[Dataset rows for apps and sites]
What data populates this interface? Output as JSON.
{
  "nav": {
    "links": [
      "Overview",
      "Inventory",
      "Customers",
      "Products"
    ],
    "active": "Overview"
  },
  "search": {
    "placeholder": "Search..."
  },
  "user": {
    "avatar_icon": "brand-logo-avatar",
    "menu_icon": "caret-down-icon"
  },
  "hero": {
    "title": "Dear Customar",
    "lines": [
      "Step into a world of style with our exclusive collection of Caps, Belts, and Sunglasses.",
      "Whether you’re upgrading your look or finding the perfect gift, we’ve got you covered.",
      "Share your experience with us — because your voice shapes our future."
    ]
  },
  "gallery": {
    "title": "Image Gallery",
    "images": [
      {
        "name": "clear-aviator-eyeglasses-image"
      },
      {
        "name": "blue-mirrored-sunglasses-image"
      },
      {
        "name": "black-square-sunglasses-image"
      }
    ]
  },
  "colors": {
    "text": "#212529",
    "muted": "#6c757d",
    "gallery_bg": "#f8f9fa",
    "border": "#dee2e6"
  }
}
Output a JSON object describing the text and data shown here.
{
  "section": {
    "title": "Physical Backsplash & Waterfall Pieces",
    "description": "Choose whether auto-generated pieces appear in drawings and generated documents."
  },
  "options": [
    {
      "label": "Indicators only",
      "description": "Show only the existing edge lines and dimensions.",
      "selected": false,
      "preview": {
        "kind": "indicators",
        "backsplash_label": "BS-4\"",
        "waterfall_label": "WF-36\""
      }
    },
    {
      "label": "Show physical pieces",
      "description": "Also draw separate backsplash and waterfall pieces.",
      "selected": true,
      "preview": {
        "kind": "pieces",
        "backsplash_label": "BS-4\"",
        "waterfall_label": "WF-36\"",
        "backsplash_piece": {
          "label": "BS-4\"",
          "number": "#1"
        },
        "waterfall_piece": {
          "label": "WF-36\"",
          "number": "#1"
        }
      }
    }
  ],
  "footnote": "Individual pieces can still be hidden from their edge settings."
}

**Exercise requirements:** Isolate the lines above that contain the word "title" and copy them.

**Result of the task:**
    "title": "Dear Customar",
    "title": "Image Gallery",
    "title": "Physical Backsplash & Waterfall Pieces",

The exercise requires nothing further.